Rana Zoe Mungin was a social studies teacher at a middle school in Brooklyn. She graduated from the UMass Master of Fine Arts writing program in 2015. Molly McArdle was a fellow student and friend.
"Zoe was one of the smartest people I’ve ever met," she said. "Zoe was also one of the most talented writers I’ve ever encountered."
In mid-March, Mungin developed a fever, chest pain and coughing. Her family said she tried to get tested twice for COVID-19 at a Brooklyn hospital, but was turned away.
Her symptoms worsened and she went back to the hospital by ambulance. She was placed on a ventilator and tested positive.
Mungin’s family and her friend Molly believe the fact that Mungin was black was a factor in the delay of her care.
"I find it extremely painful," McArdle said. "It makes me extremely angry. You know, there's a lot of what-ifs that we don't know the answer to. Like, what if she'd been tested when she first asked and was admitted?"
The UMass English Department issued a press release, describing what happened to Mungin as part "of the long history of economic and racial barriers to healthcare faced by black women in this country." It praised her and said she "pushed the needle here at UMass on conversations about institutional racism.”"
Classmate and friend Caroline Belle Stewart said Mungin had a rough experience in the mostly white MFA program.
She said another student told Mungin "they didn't want to read her story because she writes about black people. She was screamed at in workshop when she tried to talk about racism. She was intimidated by the institution when she spoke out against it."

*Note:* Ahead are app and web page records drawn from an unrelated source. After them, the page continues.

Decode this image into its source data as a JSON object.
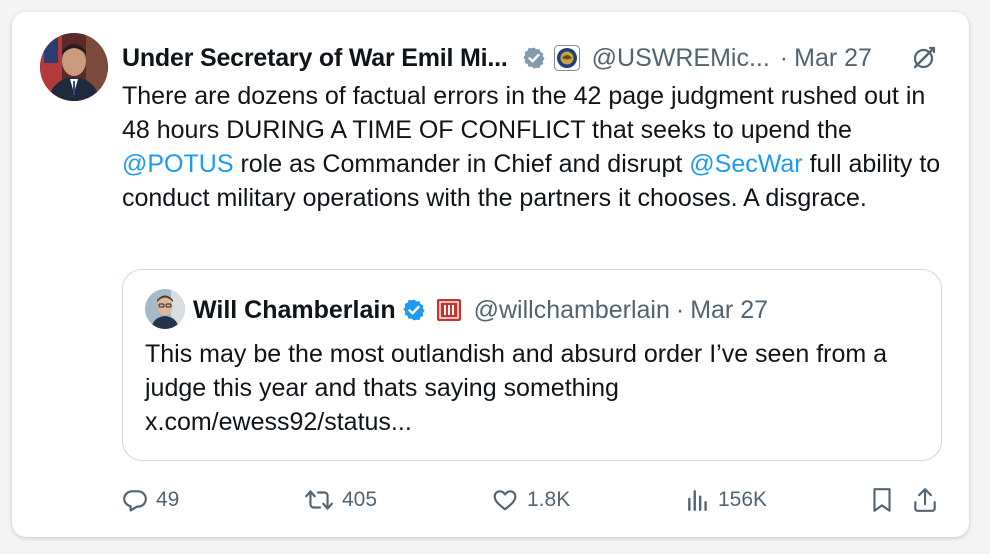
{
  "tweet": {
    "author_name": "Under Secretary of War Emil Mi...",
    "handle": "@USWREMic...",
    "separator": "·",
    "date": "Mar 27",
    "text_parts": {
      "p1": "There are dozens of factual errors in the 42 page judgment rushed out in 48 hours DURING A TIME OF CONFLICT that seeks to upend the ",
      "mention1": "@POTUS",
      "p2": " role as Commander in Chief and disrupt ",
      "mention2": "@SecWar",
      "p3": " full ability to conduct military operations with the partners it chooses.  A disgrace."
    }
  },
  "quoted_tweet": {
    "author_name": "Will Chamberlain",
    "handle": "@willchamberlain",
    "separator": "·",
    "date": "Mar 27",
    "text": "This may be the most outlandish and absurd order I’ve seen from a judge this year and thats saying something",
    "link": "x.com/ewess92/status..."
  },
  "actions": {
    "replies": "49",
    "reposts": "405",
    "likes": "1.8K",
    "views": "156K"
  },
  "icons": {
    "header": [
      "verified-gray-badge-icon",
      "department-seal-icon",
      "grok-icon"
    ],
    "quote": [
      "verified-blue-badge-icon",
      "flag-icon"
    ],
    "actions": [
      "reply-icon",
      "repost-icon",
      "like-icon",
      "views-icon",
      "bookmark-icon",
      "share-icon"
    ]
  },
  "colors": {
    "accent": "#1d9bf0",
    "secondary_text": "#536471",
    "primary_text": "#0f1419",
    "gray_badge": "#829aab",
    "flag_red": "#c8342d"
  }
}
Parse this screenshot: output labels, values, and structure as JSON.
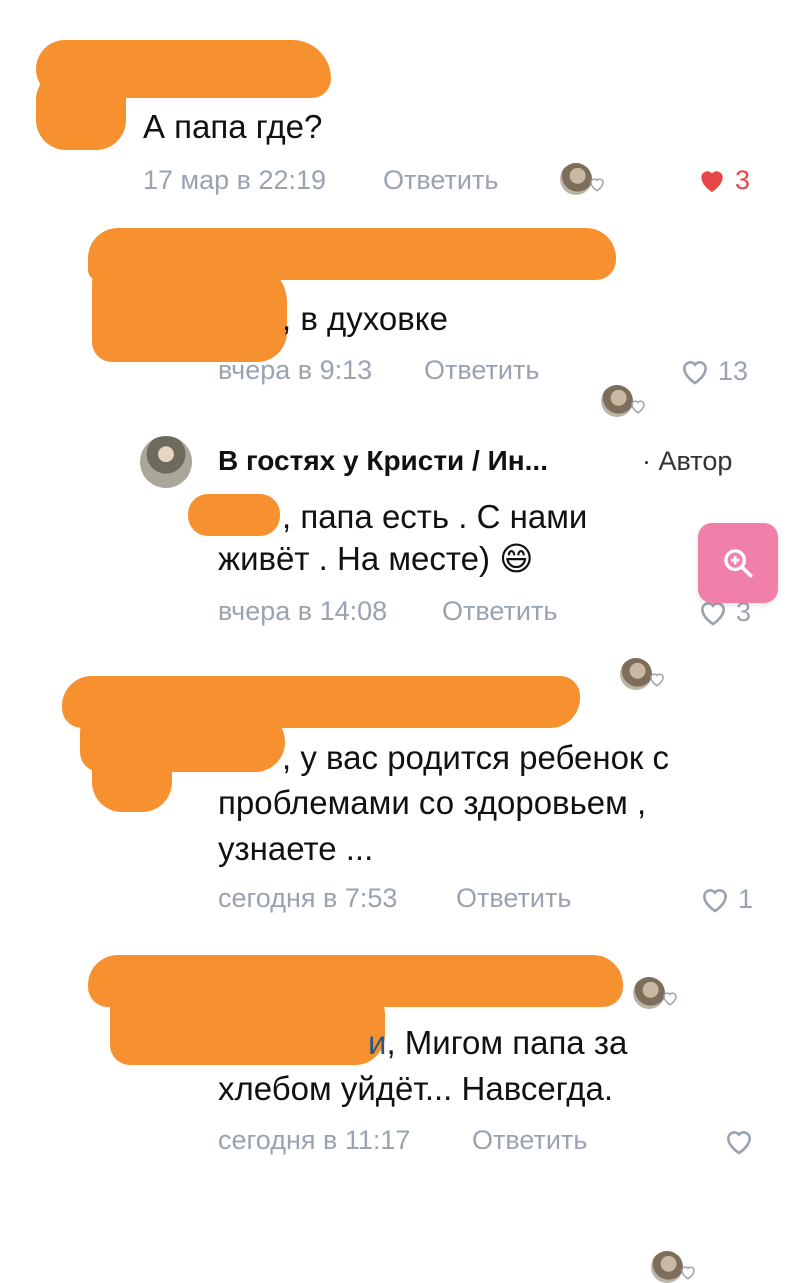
{
  "comments": [
    {
      "text": "А папа где?",
      "time": "17 мар в 22:19",
      "reply_label": "Ответить",
      "likes": "3",
      "liked": true
    },
    {
      "text": ", в духовке",
      "time": "вчера в 9:13",
      "reply_label": "Ответить",
      "likes": "13",
      "liked": false
    },
    {
      "author": "В гостях у Кристи / Ин...",
      "author_tag": "· Автор",
      "text_line1": ", папа есть . С нами",
      "text_line2": "живёт . На месте)",
      "emoji": "😄",
      "time": "вчера в 14:08",
      "reply_label": "Ответить",
      "likes": "3",
      "liked": false
    },
    {
      "text_line1": ", у вас родится ребенок с",
      "text_line2": "проблемами со здоровьем ,",
      "text_line3": "узнаете ...",
      "time": "сегодня в 7:53",
      "reply_label": "Ответить",
      "likes": "1",
      "liked": false
    },
    {
      "link_fragment": "и",
      "text_line1": ", Мигом папа за",
      "text_line2": "хлебом уйдёт... Навсегда.",
      "time": "сегодня в 11:17",
      "reply_label": "Ответить",
      "likes": "",
      "liked": false
    }
  ],
  "colors": {
    "redaction": "#f7902e",
    "meta": "#9aa3b0",
    "like_active": "#e64646",
    "zoom_button": "#f07fa9",
    "link": "#2a5885"
  },
  "icons": {
    "like": "heart-icon",
    "zoom": "zoom-in-icon",
    "reactions": "reaction-avatar-icon"
  }
}
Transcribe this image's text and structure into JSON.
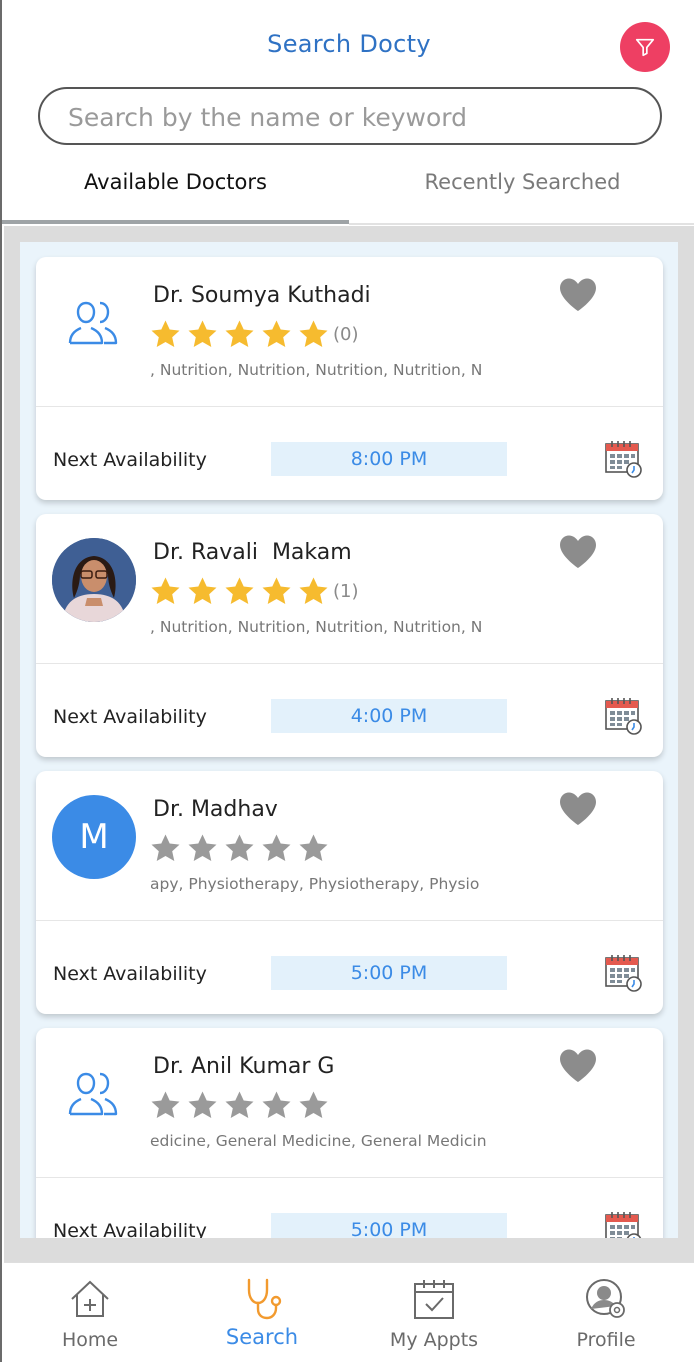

Mungin filed a complaint with the Massachusetts Commission Against Discrimination, but it was dismissed because the commission was unable to conclude the law had been broken.
UMass English Professor Noy Holland was Mungin’s thesis advisor.
"My first impulse when this came up was to try to defend the institution and defend the program and I have learned a lot about that impulse since then," she said. "I think it’s impossible to imagine Zoe didn’t experience exactly what she said she experienced."
Molly McArdle said there’s more she wants people to know about her friend.
"Zoe hosted a hockey podcast. She was a fabulous cook and could make the most beautiful cakes," she said. "Zoe was deeply committed to her nieces and nephew. She loved the musical Hamilton and the 1995 adaptation of 'Pride and Prejudice.' She loved Harry Potter. She hosted Harry Potter costume parties. She was passionate about her students."
Mungin’s family said they are planning a funeral, but amid coronavirus restrictions, it’s hard to pick which 10 people can attend.
LISTEN: Rana Zoe Mungin reading one of her stories.